* Task prompt
Copy each line below containing "Proctor".

* Data for processing
————————
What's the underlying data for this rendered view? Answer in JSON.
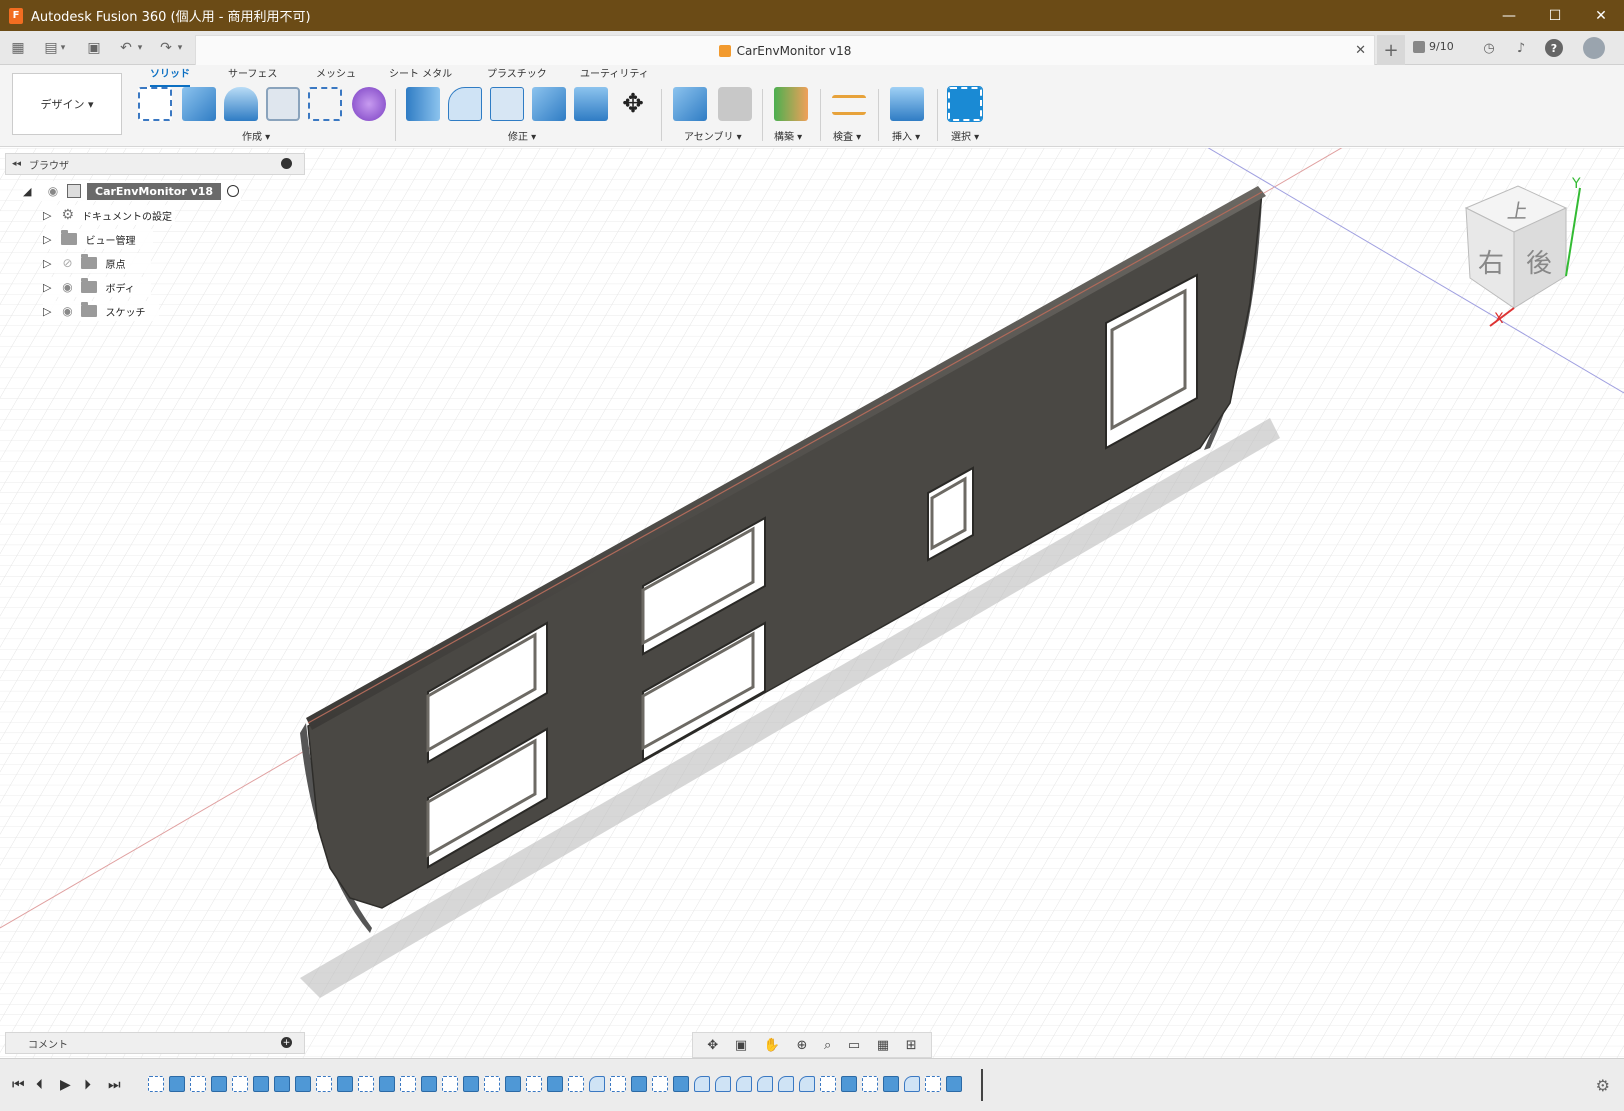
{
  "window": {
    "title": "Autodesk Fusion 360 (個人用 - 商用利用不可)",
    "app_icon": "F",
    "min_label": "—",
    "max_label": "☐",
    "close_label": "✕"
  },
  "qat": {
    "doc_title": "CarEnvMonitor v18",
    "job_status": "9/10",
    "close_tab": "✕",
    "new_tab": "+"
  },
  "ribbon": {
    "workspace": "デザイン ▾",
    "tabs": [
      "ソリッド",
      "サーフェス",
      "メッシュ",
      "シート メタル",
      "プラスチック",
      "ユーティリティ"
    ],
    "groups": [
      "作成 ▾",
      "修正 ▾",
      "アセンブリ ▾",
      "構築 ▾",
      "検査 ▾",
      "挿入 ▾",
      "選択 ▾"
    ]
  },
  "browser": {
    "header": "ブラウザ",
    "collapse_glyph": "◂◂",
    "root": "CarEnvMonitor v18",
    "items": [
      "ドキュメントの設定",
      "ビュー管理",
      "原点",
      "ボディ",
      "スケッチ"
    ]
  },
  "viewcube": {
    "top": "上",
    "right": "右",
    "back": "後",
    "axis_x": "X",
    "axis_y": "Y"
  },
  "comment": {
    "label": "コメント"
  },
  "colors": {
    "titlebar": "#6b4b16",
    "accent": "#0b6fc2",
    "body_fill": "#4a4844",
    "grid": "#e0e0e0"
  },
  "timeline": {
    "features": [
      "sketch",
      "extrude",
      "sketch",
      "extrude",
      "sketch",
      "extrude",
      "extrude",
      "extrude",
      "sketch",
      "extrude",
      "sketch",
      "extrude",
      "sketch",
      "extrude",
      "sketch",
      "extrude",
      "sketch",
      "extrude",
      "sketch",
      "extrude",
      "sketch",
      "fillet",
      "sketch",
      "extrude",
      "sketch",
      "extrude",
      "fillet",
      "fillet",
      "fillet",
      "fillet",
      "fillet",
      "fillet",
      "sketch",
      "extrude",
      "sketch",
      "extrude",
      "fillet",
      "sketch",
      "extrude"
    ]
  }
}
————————
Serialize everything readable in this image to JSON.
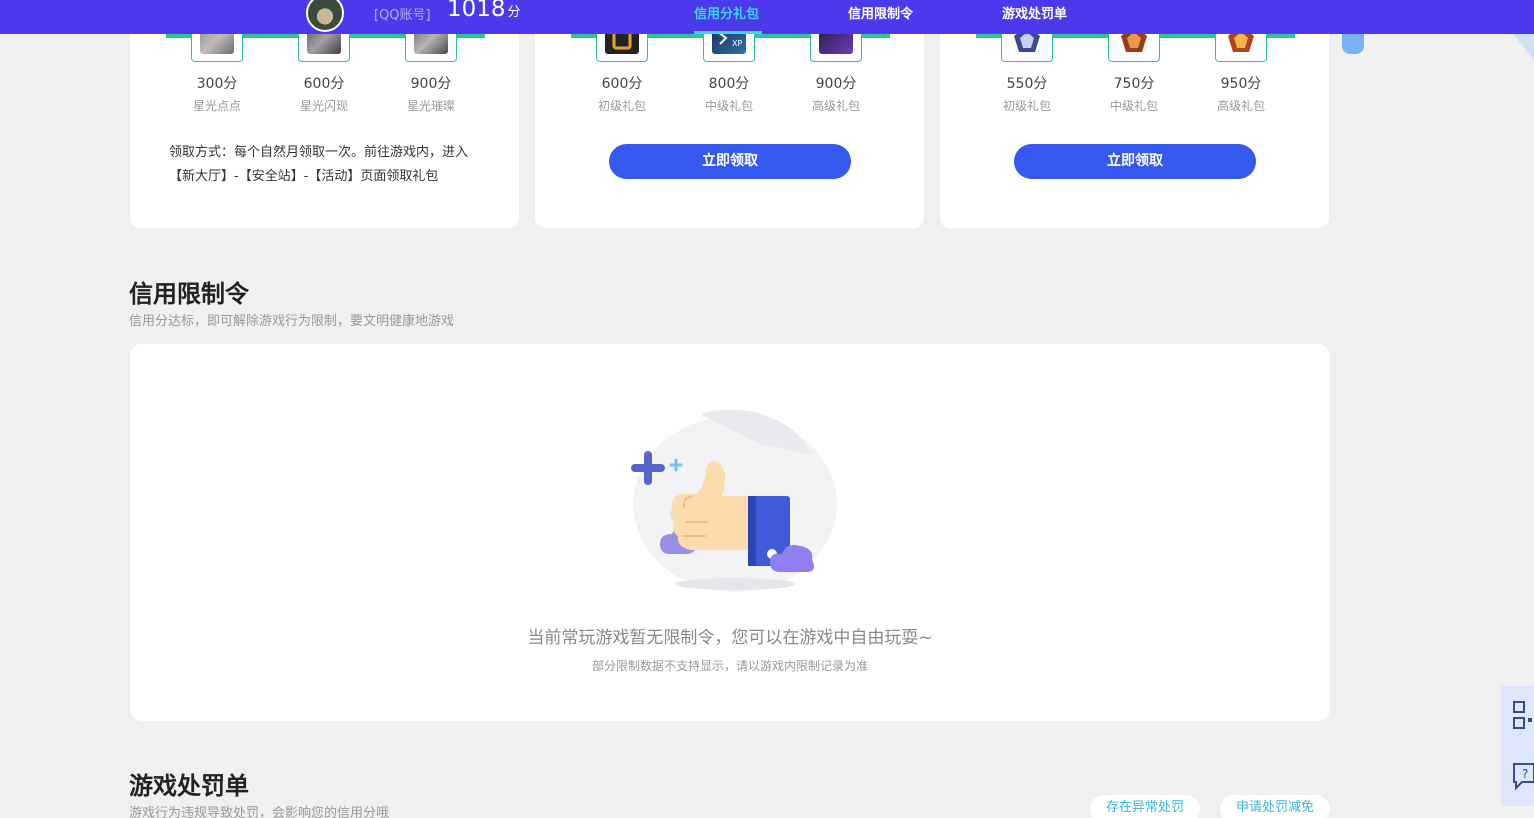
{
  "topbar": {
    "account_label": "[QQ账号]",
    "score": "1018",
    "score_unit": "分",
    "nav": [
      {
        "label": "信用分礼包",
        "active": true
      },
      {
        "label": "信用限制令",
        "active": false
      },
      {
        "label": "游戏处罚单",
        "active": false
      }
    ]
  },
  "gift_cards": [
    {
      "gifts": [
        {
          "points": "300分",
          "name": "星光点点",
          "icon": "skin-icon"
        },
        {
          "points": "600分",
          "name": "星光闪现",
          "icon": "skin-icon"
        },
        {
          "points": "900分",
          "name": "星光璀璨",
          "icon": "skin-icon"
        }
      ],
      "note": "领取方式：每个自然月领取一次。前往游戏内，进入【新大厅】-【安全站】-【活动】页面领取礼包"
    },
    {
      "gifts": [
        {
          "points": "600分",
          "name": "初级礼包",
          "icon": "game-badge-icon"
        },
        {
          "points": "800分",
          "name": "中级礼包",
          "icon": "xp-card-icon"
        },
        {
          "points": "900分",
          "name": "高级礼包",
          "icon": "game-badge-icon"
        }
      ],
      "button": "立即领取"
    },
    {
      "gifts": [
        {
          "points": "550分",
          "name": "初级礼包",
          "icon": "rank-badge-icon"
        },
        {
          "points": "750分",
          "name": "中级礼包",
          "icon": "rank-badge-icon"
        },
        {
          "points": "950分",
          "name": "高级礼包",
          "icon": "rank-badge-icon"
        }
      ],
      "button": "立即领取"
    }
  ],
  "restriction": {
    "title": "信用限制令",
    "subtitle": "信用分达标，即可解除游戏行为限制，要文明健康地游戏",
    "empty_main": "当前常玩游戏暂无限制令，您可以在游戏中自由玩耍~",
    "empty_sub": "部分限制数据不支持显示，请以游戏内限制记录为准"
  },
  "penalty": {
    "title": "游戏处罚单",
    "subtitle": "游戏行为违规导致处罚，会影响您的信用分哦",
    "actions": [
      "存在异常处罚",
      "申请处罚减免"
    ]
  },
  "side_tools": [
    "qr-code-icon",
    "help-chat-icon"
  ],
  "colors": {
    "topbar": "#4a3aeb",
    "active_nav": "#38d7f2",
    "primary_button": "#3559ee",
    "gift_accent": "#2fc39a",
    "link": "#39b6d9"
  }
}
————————
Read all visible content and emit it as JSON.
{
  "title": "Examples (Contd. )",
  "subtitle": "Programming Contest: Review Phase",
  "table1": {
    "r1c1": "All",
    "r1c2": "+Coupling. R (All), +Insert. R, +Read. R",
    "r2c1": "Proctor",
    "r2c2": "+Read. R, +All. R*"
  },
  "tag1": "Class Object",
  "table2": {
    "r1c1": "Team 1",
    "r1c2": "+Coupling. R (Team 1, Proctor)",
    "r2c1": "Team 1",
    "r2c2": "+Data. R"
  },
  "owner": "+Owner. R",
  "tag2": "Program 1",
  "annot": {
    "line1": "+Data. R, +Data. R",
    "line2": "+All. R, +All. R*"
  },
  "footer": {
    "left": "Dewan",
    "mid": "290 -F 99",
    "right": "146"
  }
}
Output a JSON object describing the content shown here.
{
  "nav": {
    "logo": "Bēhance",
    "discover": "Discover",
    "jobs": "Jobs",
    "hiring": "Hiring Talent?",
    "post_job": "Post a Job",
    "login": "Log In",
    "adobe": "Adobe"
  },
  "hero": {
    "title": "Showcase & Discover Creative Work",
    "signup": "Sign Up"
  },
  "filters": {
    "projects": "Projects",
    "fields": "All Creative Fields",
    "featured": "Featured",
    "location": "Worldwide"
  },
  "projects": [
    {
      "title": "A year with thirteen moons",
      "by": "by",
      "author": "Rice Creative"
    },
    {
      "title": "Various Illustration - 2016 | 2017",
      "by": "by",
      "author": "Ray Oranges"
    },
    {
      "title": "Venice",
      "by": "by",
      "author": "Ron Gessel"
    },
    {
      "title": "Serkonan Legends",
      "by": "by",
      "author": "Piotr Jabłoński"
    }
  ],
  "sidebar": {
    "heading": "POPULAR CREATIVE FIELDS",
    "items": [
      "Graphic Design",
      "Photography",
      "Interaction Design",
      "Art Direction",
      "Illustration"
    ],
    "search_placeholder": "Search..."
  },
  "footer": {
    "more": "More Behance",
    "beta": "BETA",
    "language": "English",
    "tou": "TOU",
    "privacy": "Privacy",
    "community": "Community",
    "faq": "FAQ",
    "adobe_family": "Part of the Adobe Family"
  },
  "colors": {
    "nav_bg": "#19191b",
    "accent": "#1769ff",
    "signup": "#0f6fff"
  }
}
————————
* The completed task
    "r2c1": "Proctor",
    "r1c2": "+Coupling. R (Team 1, Proctor)",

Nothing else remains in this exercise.